I've mentioned before that a lot of my neuroses surrounding productivity and creativity get enacted around the organization of my files on the computer, right?

Well they do.

I spend, probably way too much time thinking and considering the schemes that I name my files, their organization in relation to each other, their internal organization, the way their backed up. And so forth. The good thing is that I'm usually pretty happy with the way things are organized, and I tend to establish pretty flexible systems, but when I'm coming back to a couple projects after some time off or I'm restarting work on a project (at the beginning of a semester, say) I'm prone to clean house--as it were.

As the anxiety surrounding my past couple of months dragged on, and as that was wrapped up in a bunch of concerns about the state of my projects, I rearranged and reorganized things a few times, and for completely different reasons, got a lot of nothing done. Long story short, while I don't like the way that the files were back in January, I also don't like the way they are now.

The eternal debate is between putting a bunch of stuff (files/ideas) in a few baskets (folders/files) or putting a lot of little groups of stuff in a lot of baskets (folders/files). The bigger the baskets the more complex naming schemes have to be to keep the piles separate, but the chance that any one thing is in a specific basket is pretty high. So if there's folders for "archives" "current" and "output," and you're looking for an old file that you haven't touched in a few weeks, it's probably pretty likely that it's in the archives folder. And what you're working on is in current. But if you have a lot of little files, say you're writing an essay, a knitting pattern, and a play, and all have several files, you need a pretty complex naming scheme to keep things together. And you have to have this scheme in place early, because otherwise, it's a mess. In contrast, if you have 6 (or three) different folders (with their own subfolders) for different projects it becomes much easier to ignore a file/project if you think "ah, I'm not feeling very dramaturgical today." So I hope that sets the stage.
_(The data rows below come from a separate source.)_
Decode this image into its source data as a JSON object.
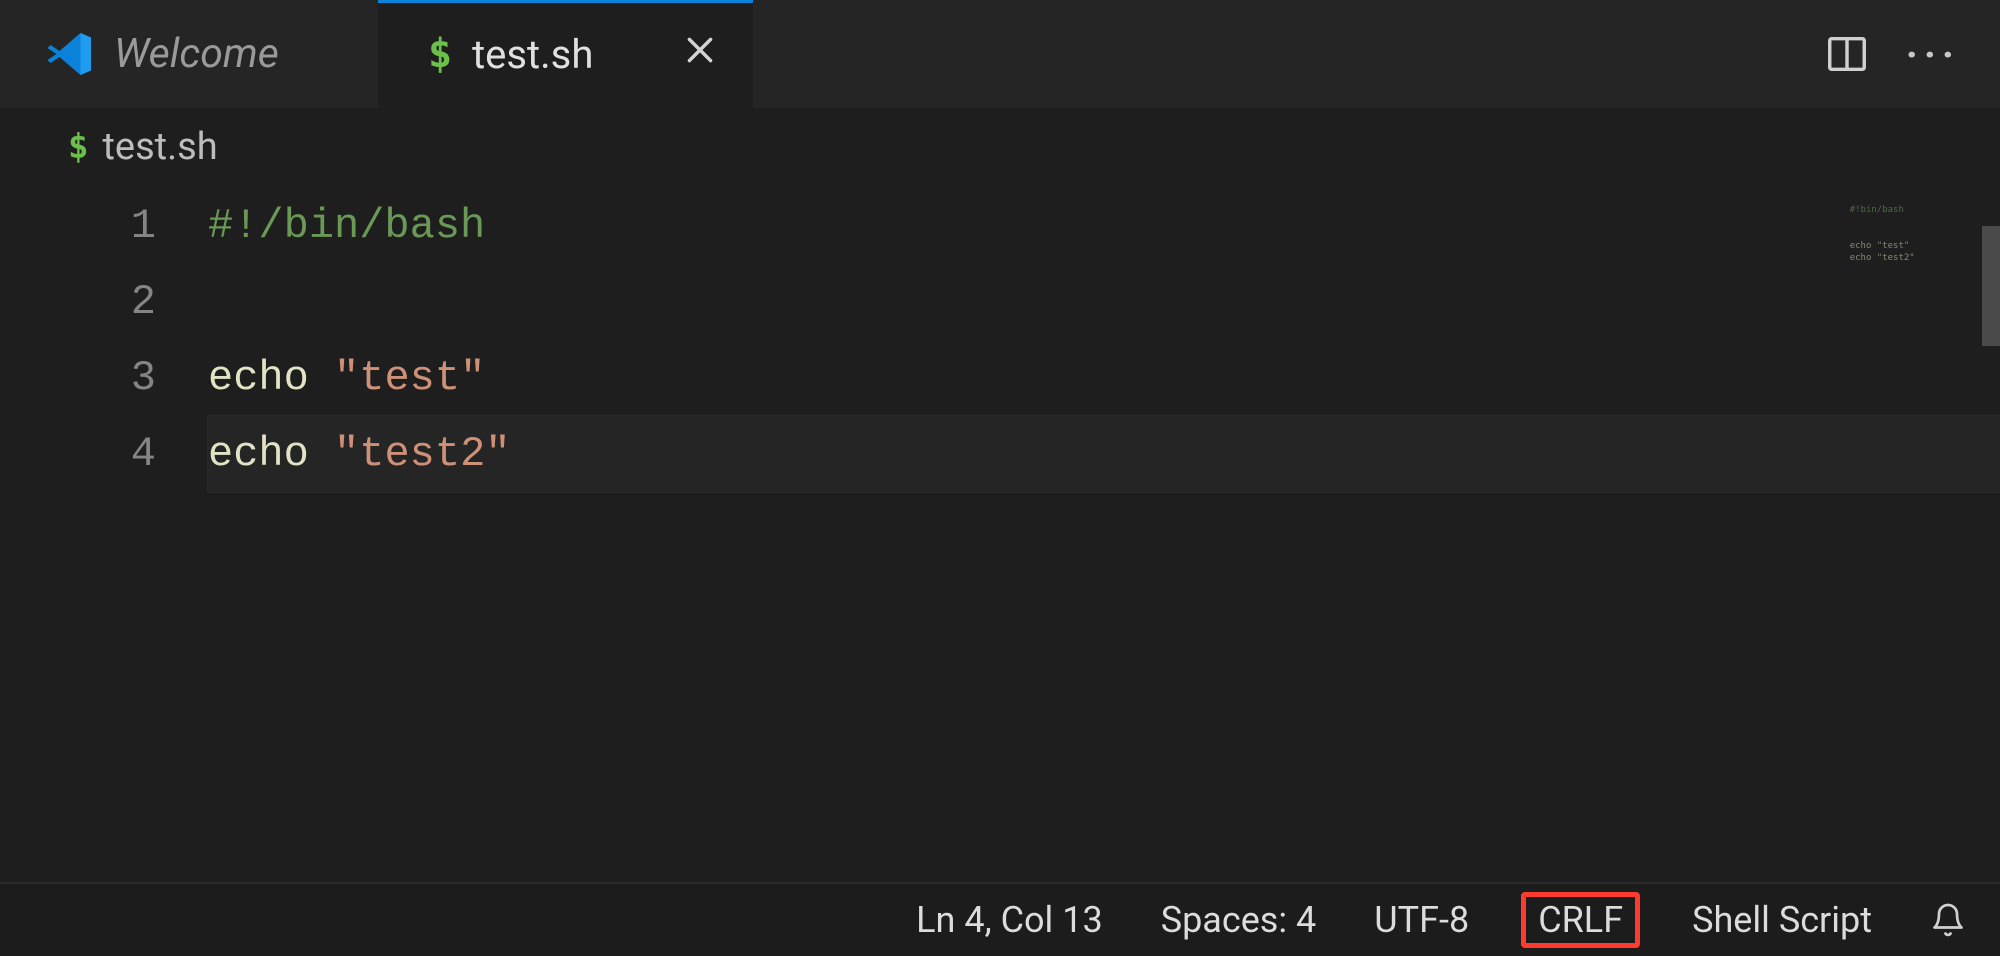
{
  "tabs": {
    "welcome": {
      "label": "Welcome"
    },
    "active": {
      "label": "test.sh",
      "icon": "$"
    }
  },
  "breadcrumb": {
    "icon": "$",
    "file": "test.sh"
  },
  "editor": {
    "line_numbers": [
      "1",
      "2",
      "3",
      "4"
    ],
    "code": {
      "l1": "#!/bin/bash",
      "l3_cmd": "echo",
      "l3_sp": " ",
      "l3_str": "\"test\"",
      "l4_cmd": "echo",
      "l4_sp": " ",
      "l4_str": "\"test2\""
    }
  },
  "minimap": {
    "l1": "#!bin/bash",
    "l3": "echo \"test\"",
    "l4": "echo \"test2\""
  },
  "status": {
    "position": "Ln 4, Col 13",
    "indent": "Spaces: 4",
    "encoding": "UTF-8",
    "eol": "CRLF",
    "language": "Shell Script"
  },
  "more_actions": "···"
}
Once upon a time, rather than having files and directories like I do now, I would use programs like Voodoopad which is a great piece of software, and I used it quite successfully for a long time. The end result was that I wasn't really using it like you're supposed to, and it magnified this problem, because moving pages around in the VP was more difficult than moving the files around. And all the other wiki programs seemed less suitable (I really hate web apps, don't get me started.) But as I've been writing here recently, I think I'm ready for that kind of approach again.

So I think I've discovered the best of both worlds: ikiwiki. This is a program that reads files in the format that I like most (plain text, markdown) and then turns it into a blog. It basically works off of a flat file system except(!) it uses a couple of nifty CGI wrappers (on the webserver and as a post-commit hook) to use a versioning system like Subversion or Git, to keep track of everything. Works like a dream, and there are tons of plugins that work pretty well. I have it installed on my own machine, but I expect that once Joe and I get some stuff nailed down, I'll have a copy of it running here for some community editing and more of my rough thoughts.

Here's hoping it all works out, I'll keep you all posted.

Onward and Upward!